If the merger doesn’t go through, Sprint’s future as a major national carrier may be in jeopardy. The carrier posted a net loss each year from 2014 to 2016 (though it managed to post significant earnings in 2017 due in large part to the Tax Cuts and Jobs Act). Although Sprint could, in theory, turn itself around on its own, it’s more likely that an independent Sprint would gradually fall behind its larger, better-financed rivals—especially in the lucrative postpaid market, in which consumers tend to prefer reliable and speedy networks to keep up with ever-improving mobile devices.
Will the FCC and the Department of Justice give the transaction a green light? Given the intense interest by FCC commissioners in fostering a bright future for 5G, hopefully the agency recognizes that the deal is likely to benefit consumers. The head of the Department of Justice’s Antitrust Division told reporters in June that he doesn’t see a reduction in the number of national mobile carriers from four to three as inherently problematic. He’s right about that: the number of firms competing in any given market is not a reliable indication of how well that market will serve consumers. Some markets work well when dozens or even hundreds of firms compete, while others function at their best when just one firm has a market share of 50 percent or more.

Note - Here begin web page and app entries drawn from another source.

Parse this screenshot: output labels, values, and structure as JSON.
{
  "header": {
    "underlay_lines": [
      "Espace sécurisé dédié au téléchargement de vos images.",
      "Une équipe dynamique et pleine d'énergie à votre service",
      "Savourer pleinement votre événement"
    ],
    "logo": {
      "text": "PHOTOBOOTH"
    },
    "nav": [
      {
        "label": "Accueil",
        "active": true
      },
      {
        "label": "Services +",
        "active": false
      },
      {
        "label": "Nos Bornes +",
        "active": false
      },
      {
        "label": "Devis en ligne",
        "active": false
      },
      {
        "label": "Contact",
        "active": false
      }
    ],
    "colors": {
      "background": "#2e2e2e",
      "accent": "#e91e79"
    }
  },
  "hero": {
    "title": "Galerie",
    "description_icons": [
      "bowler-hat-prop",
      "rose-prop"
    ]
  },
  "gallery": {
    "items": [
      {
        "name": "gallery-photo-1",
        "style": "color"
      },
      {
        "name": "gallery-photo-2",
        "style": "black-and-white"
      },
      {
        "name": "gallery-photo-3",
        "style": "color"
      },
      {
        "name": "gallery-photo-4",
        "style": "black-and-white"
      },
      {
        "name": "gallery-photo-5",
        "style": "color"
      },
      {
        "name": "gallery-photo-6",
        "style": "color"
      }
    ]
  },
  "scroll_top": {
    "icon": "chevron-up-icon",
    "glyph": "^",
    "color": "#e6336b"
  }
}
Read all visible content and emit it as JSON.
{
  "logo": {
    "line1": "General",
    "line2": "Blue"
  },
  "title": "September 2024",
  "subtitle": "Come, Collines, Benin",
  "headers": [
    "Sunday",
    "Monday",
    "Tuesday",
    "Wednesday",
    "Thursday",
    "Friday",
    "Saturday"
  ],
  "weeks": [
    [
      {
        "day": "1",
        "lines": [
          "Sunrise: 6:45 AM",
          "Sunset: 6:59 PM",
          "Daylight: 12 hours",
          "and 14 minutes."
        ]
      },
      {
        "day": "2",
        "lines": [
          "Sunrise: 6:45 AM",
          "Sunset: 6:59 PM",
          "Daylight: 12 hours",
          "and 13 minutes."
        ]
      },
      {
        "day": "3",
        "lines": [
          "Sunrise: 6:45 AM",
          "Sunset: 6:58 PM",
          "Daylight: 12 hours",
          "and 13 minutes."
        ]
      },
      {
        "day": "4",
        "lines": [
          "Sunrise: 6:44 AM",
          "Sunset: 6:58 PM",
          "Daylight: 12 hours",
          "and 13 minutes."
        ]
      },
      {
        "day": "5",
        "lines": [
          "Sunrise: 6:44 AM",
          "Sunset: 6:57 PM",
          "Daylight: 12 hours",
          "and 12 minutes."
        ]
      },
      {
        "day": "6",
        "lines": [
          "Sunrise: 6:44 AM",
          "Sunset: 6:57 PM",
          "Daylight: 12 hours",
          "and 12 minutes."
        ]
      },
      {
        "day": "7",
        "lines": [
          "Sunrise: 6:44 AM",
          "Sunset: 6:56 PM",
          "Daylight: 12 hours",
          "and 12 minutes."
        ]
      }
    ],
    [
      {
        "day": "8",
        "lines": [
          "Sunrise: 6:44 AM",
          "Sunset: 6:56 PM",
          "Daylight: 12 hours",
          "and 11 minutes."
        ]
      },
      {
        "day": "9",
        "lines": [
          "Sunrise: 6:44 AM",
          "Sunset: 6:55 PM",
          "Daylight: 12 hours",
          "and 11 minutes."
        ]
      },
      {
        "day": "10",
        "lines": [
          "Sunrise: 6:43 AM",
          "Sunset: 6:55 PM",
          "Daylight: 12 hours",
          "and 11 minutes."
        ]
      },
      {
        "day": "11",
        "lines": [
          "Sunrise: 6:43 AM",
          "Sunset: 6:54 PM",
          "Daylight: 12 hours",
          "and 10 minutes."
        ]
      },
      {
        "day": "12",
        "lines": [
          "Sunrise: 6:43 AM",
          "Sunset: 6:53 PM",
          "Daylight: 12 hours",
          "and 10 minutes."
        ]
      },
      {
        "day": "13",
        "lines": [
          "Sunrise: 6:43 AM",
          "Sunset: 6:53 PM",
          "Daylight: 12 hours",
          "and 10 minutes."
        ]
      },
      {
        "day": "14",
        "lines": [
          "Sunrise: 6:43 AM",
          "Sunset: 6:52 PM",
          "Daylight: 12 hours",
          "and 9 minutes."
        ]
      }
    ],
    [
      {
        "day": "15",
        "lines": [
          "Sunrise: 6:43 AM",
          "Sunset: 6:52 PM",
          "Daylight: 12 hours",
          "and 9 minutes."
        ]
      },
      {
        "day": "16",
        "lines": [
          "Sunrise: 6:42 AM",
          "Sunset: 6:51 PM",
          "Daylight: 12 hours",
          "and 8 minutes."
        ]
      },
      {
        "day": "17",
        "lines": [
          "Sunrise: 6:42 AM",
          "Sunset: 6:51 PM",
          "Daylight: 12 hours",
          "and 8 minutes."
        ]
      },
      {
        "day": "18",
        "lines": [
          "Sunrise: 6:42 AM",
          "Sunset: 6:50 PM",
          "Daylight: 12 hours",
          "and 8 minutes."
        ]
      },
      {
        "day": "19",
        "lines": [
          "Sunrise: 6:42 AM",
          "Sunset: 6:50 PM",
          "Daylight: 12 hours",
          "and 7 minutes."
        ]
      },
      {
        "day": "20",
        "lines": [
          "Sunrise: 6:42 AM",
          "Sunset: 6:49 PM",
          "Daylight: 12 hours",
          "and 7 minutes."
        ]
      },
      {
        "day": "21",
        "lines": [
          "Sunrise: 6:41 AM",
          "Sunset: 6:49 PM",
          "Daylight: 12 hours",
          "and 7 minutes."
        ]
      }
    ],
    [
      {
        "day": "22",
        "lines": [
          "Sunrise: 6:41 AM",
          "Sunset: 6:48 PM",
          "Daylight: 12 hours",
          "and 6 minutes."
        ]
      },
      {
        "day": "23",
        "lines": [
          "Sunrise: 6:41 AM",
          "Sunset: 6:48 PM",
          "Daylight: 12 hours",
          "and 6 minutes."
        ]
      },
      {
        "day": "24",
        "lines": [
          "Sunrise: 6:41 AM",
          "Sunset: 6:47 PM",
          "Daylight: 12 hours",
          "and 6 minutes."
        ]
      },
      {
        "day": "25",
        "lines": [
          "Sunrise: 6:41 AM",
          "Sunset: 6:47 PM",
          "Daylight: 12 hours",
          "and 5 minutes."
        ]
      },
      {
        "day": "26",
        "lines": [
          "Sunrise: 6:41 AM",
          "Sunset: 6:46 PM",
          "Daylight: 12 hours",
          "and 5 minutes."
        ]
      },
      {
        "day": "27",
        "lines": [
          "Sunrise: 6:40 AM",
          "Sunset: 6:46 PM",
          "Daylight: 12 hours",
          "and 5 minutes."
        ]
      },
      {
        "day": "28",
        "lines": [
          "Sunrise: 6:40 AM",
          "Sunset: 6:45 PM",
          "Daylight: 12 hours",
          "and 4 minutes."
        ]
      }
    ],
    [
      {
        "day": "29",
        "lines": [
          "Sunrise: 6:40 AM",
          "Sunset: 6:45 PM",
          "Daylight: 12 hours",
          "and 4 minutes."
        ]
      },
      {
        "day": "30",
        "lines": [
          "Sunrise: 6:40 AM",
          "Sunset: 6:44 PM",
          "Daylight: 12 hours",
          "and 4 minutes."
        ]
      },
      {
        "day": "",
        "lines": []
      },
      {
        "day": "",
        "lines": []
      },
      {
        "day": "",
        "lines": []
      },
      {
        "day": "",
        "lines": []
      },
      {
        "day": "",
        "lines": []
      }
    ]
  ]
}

Federal officials shouldn’t force this transaction into regulatory limbo for years. Instead, they should allow the deal to go through, and we’ll see if the merged company can achieve the cost reductions and lower prices that the carriers are predicting. Big acquisitions don’t always pan out, to be sure—sometimes, they fail spectacularly, and companies break up into smaller units or sell their assets to rivals. But even if T-Mobile and Sprint can’t ultimately figure out how to make their transaction a success, that doesn’t mean consumers will suffer in the process. And the most plausible alternative—a slow decline for Sprint—won’t be any better. The government’s ability to predict the outcome of the deal is inferior to that of the firms’ shareholders, whose capital is at stake in the transaction. Meanwhile, the upside of the transaction—a third major company capable of keeping up with Verizon and AT&T—could be quite beneficial to consumers.